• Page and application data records
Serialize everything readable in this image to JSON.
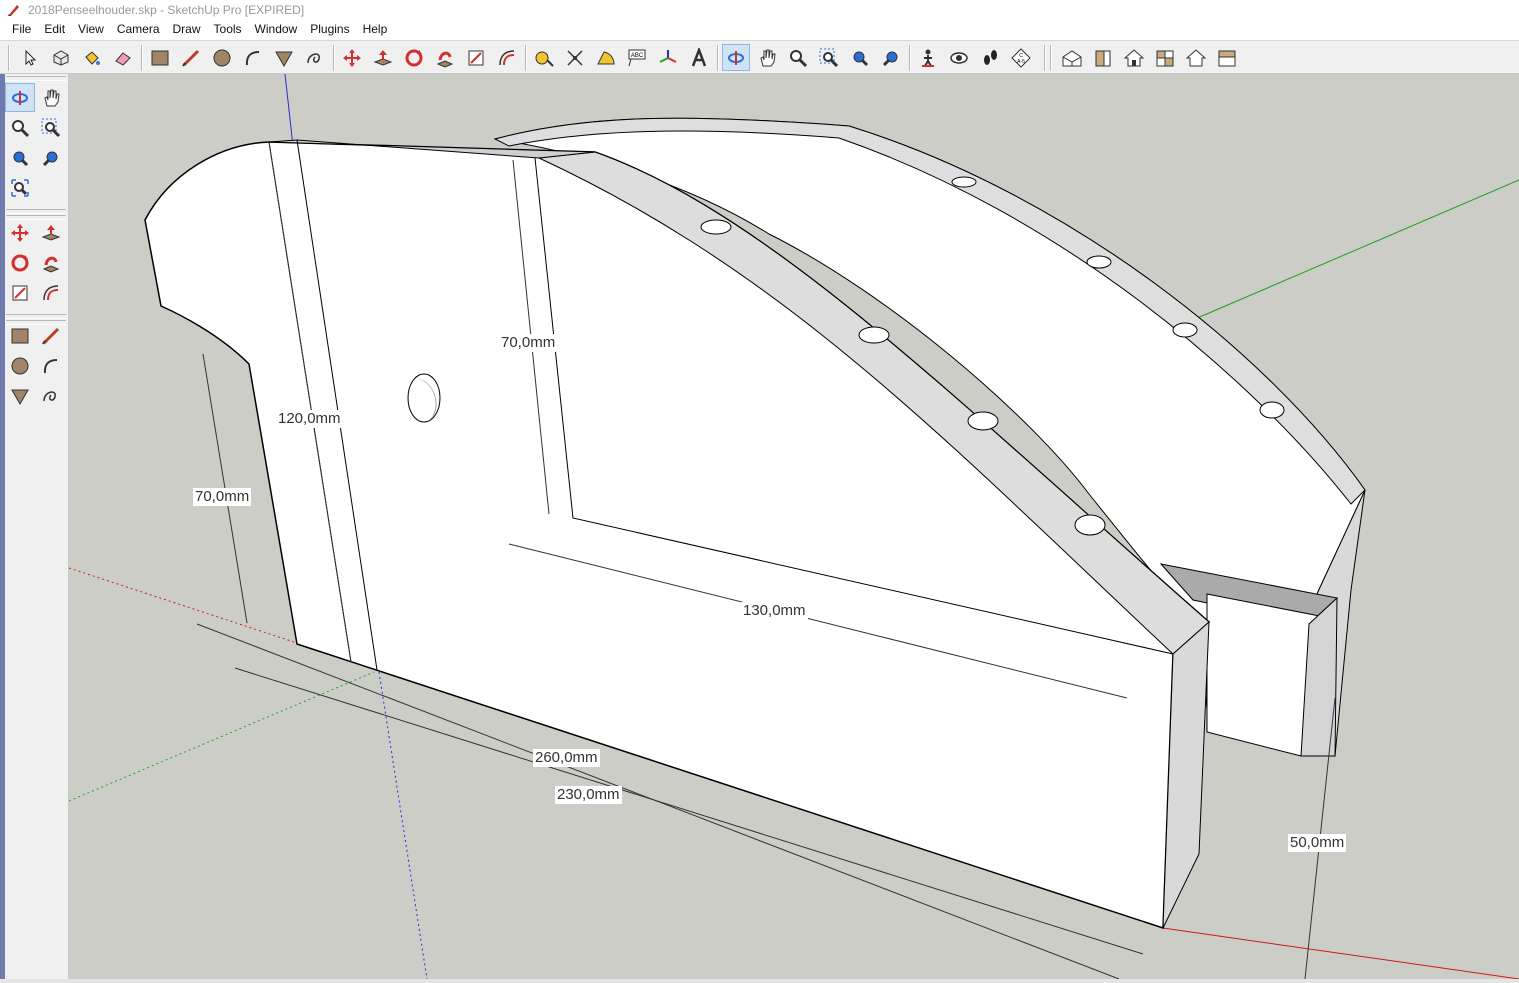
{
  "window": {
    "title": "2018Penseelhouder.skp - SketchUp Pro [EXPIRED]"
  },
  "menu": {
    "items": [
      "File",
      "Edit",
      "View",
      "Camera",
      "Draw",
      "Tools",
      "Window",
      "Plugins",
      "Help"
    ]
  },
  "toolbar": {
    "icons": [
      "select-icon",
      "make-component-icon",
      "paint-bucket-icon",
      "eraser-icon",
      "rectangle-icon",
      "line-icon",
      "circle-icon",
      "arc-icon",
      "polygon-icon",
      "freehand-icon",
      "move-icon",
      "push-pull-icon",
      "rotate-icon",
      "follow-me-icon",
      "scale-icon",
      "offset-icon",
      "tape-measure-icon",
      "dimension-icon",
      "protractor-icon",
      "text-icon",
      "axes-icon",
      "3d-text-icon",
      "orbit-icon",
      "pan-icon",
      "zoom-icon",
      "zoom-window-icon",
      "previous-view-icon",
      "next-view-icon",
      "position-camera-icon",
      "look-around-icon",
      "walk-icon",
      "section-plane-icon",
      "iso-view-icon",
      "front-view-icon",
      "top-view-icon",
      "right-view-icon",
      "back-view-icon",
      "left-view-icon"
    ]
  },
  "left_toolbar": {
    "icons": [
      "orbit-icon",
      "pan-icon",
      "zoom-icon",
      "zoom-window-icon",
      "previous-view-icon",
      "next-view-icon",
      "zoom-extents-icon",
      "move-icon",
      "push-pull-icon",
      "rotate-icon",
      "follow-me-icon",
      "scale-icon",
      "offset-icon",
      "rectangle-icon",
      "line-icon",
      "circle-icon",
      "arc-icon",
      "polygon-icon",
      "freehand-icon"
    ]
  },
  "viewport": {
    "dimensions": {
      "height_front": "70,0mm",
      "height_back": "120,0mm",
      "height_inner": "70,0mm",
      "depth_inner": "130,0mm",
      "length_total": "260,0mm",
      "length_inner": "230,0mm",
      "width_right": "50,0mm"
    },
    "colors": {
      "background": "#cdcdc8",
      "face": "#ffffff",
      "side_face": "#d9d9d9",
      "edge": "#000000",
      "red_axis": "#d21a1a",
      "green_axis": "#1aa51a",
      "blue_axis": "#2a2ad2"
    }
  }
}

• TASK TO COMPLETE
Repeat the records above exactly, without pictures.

• RESULT BELOW
Serialize everything readable in this image to JSON.
{
  "window": {
    "title": "2018Penseelhouder.skp - SketchUp Pro [EXPIRED]"
  },
  "menu": {
    "items": [
      "File",
      "Edit",
      "View",
      "Camera",
      "Draw",
      "Tools",
      "Window",
      "Plugins",
      "Help"
    ]
  },
  "toolbar": {
    "icons": [
      "select-icon",
      "make-component-icon",
      "paint-bucket-icon",
      "eraser-icon",
      "rectangle-icon",
      "line-icon",
      "circle-icon",
      "arc-icon",
      "polygon-icon",
      "freehand-icon",
      "move-icon",
      "push-pull-icon",
      "rotate-icon",
      "follow-me-icon",
      "scale-icon",
      "offset-icon",
      "tape-measure-icon",
      "dimension-icon",
      "protractor-icon",
      "text-icon",
      "axes-icon",
      "3d-text-icon",
      "orbit-icon",
      "pan-icon",
      "zoom-icon",
      "zoom-window-icon",
      "previous-view-icon",
      "next-view-icon",
      "position-camera-icon",
      "look-around-icon",
      "walk-icon",
      "section-plane-icon",
      "iso-view-icon",
      "front-view-icon",
      "top-view-icon",
      "right-view-icon",
      "back-view-icon",
      "left-view-icon"
    ]
  },
  "left_toolbar": {
    "icons": [
      "orbit-icon",
      "pan-icon",
      "zoom-icon",
      "zoom-window-icon",
      "previous-view-icon",
      "next-view-icon",
      "zoom-extents-icon",
      "move-icon",
      "push-pull-icon",
      "rotate-icon",
      "follow-me-icon",
      "scale-icon",
      "offset-icon",
      "rectangle-icon",
      "line-icon",
      "circle-icon",
      "arc-icon",
      "polygon-icon",
      "freehand-icon"
    ]
  },
  "viewport": {
    "dimensions": {
      "height_front": "70,0mm",
      "height_back": "120,0mm",
      "height_inner": "70,0mm",
      "depth_inner": "130,0mm",
      "length_total": "260,0mm",
      "length_inner": "230,0mm",
      "width_right": "50,0mm"
    },
    "colors": {
      "background": "#cdcdc8",
      "face": "#ffffff",
      "side_face": "#d9d9d9",
      "edge": "#000000",
      "red_axis": "#d21a1a",
      "green_axis": "#1aa51a",
      "blue_axis": "#2a2ad2"
    }
  }
}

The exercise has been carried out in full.